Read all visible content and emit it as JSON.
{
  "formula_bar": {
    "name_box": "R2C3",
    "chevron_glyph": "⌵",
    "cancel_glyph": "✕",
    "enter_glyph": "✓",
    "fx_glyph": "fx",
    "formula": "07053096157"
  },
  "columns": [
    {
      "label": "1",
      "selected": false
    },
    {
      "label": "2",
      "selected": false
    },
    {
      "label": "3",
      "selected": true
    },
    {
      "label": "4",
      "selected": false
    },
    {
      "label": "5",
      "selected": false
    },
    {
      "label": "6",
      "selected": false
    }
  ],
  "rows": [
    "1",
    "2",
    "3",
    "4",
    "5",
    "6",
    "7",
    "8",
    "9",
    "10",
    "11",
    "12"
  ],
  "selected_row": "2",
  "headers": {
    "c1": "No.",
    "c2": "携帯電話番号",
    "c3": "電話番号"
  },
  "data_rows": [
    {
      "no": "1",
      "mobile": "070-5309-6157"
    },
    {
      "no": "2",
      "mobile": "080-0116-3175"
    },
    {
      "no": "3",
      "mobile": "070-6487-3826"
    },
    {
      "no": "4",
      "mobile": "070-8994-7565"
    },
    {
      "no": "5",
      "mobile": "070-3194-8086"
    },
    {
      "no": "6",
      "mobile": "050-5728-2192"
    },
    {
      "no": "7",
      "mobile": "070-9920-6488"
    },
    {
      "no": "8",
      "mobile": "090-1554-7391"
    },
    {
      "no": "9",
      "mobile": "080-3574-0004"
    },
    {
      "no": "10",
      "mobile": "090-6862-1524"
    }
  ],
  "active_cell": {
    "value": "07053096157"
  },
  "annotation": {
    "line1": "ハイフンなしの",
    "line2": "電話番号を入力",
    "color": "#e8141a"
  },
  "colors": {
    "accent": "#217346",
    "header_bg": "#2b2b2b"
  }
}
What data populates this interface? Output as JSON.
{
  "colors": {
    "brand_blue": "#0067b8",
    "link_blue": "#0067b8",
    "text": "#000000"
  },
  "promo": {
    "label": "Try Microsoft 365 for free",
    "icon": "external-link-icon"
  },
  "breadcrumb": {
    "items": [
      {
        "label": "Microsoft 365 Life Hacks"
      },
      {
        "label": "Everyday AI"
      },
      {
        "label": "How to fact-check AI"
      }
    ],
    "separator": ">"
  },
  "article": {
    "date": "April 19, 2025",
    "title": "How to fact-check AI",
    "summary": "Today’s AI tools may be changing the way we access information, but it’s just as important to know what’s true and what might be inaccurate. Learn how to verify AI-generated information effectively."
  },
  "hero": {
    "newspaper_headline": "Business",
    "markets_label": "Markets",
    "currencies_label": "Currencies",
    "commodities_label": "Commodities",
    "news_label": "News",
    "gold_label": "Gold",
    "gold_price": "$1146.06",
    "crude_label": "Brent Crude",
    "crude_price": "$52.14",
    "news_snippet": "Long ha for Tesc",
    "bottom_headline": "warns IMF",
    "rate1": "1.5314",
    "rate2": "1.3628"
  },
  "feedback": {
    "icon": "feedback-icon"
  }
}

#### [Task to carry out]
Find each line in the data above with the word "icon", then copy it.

#### [Answer to this problem]
    "icon": "external-link-icon"
    "icon": "feedback-icon"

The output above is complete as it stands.